» WHAT THE EXERCISE ASKS
Exactly as given, write out all the entries again.

+++

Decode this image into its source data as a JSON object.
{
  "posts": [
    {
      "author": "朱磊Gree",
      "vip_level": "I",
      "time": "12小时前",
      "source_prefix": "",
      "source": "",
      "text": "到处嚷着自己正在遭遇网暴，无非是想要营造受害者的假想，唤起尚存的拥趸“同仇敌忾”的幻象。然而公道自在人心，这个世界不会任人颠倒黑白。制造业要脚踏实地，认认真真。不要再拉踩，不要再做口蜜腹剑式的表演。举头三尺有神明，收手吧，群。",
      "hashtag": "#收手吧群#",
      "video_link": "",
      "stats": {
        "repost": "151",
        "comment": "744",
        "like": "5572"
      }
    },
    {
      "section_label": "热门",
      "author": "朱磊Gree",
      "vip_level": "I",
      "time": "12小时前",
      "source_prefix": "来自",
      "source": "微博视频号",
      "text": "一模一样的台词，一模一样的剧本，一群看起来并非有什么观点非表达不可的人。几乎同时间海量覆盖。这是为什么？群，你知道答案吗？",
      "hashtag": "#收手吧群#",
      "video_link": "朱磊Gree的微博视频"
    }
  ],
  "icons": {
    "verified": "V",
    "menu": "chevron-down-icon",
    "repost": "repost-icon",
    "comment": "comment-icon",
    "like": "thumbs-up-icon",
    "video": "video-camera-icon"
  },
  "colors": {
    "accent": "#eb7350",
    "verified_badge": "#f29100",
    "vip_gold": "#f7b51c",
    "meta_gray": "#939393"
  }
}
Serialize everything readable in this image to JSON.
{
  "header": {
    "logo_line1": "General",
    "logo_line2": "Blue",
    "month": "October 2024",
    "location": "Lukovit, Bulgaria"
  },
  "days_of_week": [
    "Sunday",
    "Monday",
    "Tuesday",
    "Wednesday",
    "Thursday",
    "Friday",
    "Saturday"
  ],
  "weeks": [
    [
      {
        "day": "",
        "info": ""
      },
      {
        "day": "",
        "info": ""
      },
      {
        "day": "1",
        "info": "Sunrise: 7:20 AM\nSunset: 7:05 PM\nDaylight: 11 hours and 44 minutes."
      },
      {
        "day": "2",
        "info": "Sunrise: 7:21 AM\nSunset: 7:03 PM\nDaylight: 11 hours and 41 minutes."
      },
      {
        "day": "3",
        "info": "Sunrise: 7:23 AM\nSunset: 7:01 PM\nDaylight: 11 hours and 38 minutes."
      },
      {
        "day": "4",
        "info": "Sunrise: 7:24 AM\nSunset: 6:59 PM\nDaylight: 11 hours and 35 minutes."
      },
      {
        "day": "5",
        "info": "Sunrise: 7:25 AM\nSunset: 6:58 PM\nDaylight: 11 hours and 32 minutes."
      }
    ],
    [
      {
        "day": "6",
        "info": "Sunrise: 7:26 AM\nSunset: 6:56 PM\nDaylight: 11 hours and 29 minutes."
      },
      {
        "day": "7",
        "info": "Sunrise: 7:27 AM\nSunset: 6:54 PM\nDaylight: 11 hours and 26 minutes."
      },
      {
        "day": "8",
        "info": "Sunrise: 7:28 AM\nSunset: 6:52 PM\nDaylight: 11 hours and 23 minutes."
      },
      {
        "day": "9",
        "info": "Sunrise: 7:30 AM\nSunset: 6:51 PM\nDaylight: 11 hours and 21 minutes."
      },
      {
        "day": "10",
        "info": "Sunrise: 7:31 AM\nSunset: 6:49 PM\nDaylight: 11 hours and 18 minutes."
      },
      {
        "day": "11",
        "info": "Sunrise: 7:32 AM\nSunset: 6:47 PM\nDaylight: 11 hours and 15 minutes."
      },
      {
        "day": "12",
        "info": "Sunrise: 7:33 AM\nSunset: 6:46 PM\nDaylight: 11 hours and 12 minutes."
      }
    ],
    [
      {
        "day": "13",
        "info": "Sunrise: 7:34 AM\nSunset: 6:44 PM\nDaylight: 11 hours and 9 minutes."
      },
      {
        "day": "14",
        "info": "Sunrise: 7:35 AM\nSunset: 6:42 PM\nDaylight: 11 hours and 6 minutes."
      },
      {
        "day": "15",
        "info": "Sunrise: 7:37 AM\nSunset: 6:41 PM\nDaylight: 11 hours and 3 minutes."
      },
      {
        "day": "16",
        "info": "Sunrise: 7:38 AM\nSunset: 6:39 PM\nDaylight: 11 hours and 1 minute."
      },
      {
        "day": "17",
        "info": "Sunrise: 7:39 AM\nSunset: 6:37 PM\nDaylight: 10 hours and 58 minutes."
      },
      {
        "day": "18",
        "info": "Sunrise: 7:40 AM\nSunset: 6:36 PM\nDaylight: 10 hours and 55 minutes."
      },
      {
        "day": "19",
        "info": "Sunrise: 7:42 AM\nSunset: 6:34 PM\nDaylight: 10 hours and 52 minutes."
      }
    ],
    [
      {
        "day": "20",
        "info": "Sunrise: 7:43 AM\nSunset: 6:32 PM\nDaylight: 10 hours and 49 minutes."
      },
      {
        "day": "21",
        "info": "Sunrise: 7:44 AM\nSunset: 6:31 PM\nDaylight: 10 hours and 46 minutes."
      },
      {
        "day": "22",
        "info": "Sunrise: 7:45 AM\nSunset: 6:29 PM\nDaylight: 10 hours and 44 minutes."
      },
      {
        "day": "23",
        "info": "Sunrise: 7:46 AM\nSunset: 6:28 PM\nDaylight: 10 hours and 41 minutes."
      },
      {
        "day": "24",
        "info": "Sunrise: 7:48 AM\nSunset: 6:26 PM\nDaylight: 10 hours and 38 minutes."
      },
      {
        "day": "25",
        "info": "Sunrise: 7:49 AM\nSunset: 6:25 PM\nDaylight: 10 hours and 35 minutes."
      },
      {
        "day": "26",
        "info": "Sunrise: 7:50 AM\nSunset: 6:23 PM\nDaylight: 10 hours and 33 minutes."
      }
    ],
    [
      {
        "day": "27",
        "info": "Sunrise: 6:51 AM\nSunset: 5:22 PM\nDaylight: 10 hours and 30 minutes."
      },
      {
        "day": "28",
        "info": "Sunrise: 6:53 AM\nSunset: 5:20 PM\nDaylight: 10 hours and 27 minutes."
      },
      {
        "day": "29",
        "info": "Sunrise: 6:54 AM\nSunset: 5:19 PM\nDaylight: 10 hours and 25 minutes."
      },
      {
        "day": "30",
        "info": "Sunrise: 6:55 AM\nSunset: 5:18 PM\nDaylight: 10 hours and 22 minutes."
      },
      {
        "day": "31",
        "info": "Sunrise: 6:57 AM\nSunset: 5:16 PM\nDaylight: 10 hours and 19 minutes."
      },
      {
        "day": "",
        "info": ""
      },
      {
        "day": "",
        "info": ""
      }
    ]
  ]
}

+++

» ANSWER BOX
Decode this image into its source data as a JSON object.
{
  "posts": [
    {
      "author": "朱磊Gree",
      "vip_level": "I",
      "time": "12小时前",
      "source_prefix": "",
      "source": "",
      "text": "到处嚷着自己正在遭遇网暴，无非是想要营造受害者的假想，唤起尚存的拥趸“同仇敌忾”的幻象。然而公道自在人心，这个世界不会任人颠倒黑白。制造业要脚踏实地，认认真真。不要再拉踩，不要再做口蜜腹剑式的表演。举头三尺有神明，收手吧，群。",
      "hashtag": "#收手吧群#",
      "video_link": "",
      "stats": {
        "repost": "151",
        "comment": "744",
        "like": "5572"
      }
    },
    {
      "section_label": "热门",
      "author": "朱磊Gree",
      "vip_level": "I",
      "time": "12小时前",
      "source_prefix": "来自",
      "source": "微博视频号",
      "text": "一模一样的台词，一模一样的剧本，一群看起来并非有什么观点非表达不可的人。几乎同时间海量覆盖。这是为什么？群，你知道答案吗？",
      "hashtag": "#收手吧群#",
      "video_link": "朱磊Gree的微博视频"
    }
  ],
  "icons": {
    "verified": "V",
    "menu": "chevron-down-icon",
    "repost": "repost-icon",
    "comment": "comment-icon",
    "like": "thumbs-up-icon",
    "video": "video-camera-icon"
  },
  "colors": {
    "accent": "#eb7350",
    "verified_badge": "#f29100",
    "vip_gold": "#f7b51c",
    "meta_gray": "#939393"
  }
}
Serialize everything readable in this image to JSON.
{
  "header": {
    "logo_line1": "General",
    "logo_line2": "Blue",
    "month": "October 2024",
    "location": "Lukovit, Bulgaria"
  },
  "days_of_week": [
    "Sunday",
    "Monday",
    "Tuesday",
    "Wednesday",
    "Thursday",
    "Friday",
    "Saturday"
  ],
  "weeks": [
    [
      {
        "day": "",
        "info": ""
      },
      {
        "day": "",
        "info": ""
      },
      {
        "day": "1",
        "info": "Sunrise: 7:20 AM\nSunset: 7:05 PM\nDaylight: 11 hours and 44 minutes."
      },
      {
        "day": "2",
        "info": "Sunrise: 7:21 AM\nSunset: 7:03 PM\nDaylight: 11 hours and 41 minutes."
      },
      {
        "day": "3",
        "info": "Sunrise: 7:23 AM\nSunset: 7:01 PM\nDaylight: 11 hours and 38 minutes."
      },
      {
        "day": "4",
        "info": "Sunrise: 7:24 AM\nSunset: 6:59 PM\nDaylight: 11 hours and 35 minutes."
      },
      {
        "day": "5",
        "info": "Sunrise: 7:25 AM\nSunset: 6:58 PM\nDaylight: 11 hours and 32 minutes."
      }
    ],
    [
      {
        "day": "6",
        "info": "Sunrise: 7:26 AM\nSunset: 6:56 PM\nDaylight: 11 hours and 29 minutes."
      },
      {
        "day": "7",
        "info": "Sunrise: 7:27 AM\nSunset: 6:54 PM\nDaylight: 11 hours and 26 minutes."
      },
      {
        "day": "8",
        "info": "Sunrise: 7:28 AM\nSunset: 6:52 PM\nDaylight: 11 hours and 23 minutes."
      },
      {
        "day": "9",
        "info": "Sunrise: 7:30 AM\nSunset: 6:51 PM\nDaylight: 11 hours and 21 minutes."
      },
      {
        "day": "10",
        "info": "Sunrise: 7:31 AM\nSunset: 6:49 PM\nDaylight: 11 hours and 18 minutes."
      },
      {
        "day": "11",
        "info": "Sunrise: 7:32 AM\nSunset: 6:47 PM\nDaylight: 11 hours and 15 minutes."
      },
      {
        "day": "12",
        "info": "Sunrise: 7:33 AM\nSunset: 6:46 PM\nDaylight: 11 hours and 12 minutes."
      }
    ],
    [
      {
        "day": "13",
        "info": "Sunrise: 7:34 AM\nSunset: 6:44 PM\nDaylight: 11 hours and 9 minutes."
      },
      {
        "day": "14",
        "info": "Sunrise: 7:35 AM\nSunset: 6:42 PM\nDaylight: 11 hours and 6 minutes."
      },
      {
        "day": "15",
        "info": "Sunrise: 7:37 AM\nSunset: 6:41 PM\nDaylight: 11 hours and 3 minutes."
      },
      {
        "day": "16",
        "info": "Sunrise: 7:38 AM\nSunset: 6:39 PM\nDaylight: 11 hours and 1 minute."
      },
      {
        "day": "17",
        "info": "Sunrise: 7:39 AM\nSunset: 6:37 PM\nDaylight: 10 hours and 58 minutes."
      },
      {
        "day": "18",
        "info": "Sunrise: 7:40 AM\nSunset: 6:36 PM\nDaylight: 10 hours and 55 minutes."
      },
      {
        "day": "19",
        "info": "Sunrise: 7:42 AM\nSunset: 6:34 PM\nDaylight: 10 hours and 52 minutes."
      }
    ],
    [
      {
        "day": "20",
        "info": "Sunrise: 7:43 AM\nSunset: 6:32 PM\nDaylight: 10 hours and 49 minutes."
      },
      {
        "day": "21",
        "info": "Sunrise: 7:44 AM\nSunset: 6:31 PM\nDaylight: 10 hours and 46 minutes."
      },
      {
        "day": "22",
        "info": "Sunrise: 7:45 AM\nSunset: 6:29 PM\nDaylight: 10 hours and 44 minutes."
      },
      {
        "day": "23",
        "info": "Sunrise: 7:46 AM\nSunset: 6:28 PM\nDaylight: 10 hours and 41 minutes."
      },
      {
        "day": "24",
        "info": "Sunrise: 7:48 AM\nSunset: 6:26 PM\nDaylight: 10 hours and 38 minutes."
      },
      {
        "day": "25",
        "info": "Sunrise: 7:49 AM\nSunset: 6:25 PM\nDaylight: 10 hours and 35 minutes."
      },
      {
        "day": "26",
        "info": "Sunrise: 7:50 AM\nSunset: 6:23 PM\nDaylight: 10 hours and 33 minutes."
      }
    ],
    [
      {
        "day": "27",
        "info": "Sunrise: 6:51 AM\nSunset: 5:22 PM\nDaylight: 10 hours and 30 minutes."
      },
      {
        "day": "28",
        "info": "Sunrise: 6:53 AM\nSunset: 5:20 PM\nDaylight: 10 hours and 27 minutes."
      },
      {
        "day": "29",
        "info": "Sunrise: 6:54 AM\nSunset: 5:19 PM\nDaylight: 10 hours and 25 minutes."
      },
      {
        "day": "30",
        "info": "Sunrise: 6:55 AM\nSunset: 5:18 PM\nDaylight: 10 hours and 22 minutes."
      },
      {
        "day": "31",
        "info": "Sunrise: 6:57 AM\nSunset: 5:16 PM\nDaylight: 10 hours and 19 minutes."
      },
      {
        "day": "",
        "info": ""
      },
      {
        "day": "",
        "info": ""
      }
    ]
  ]
}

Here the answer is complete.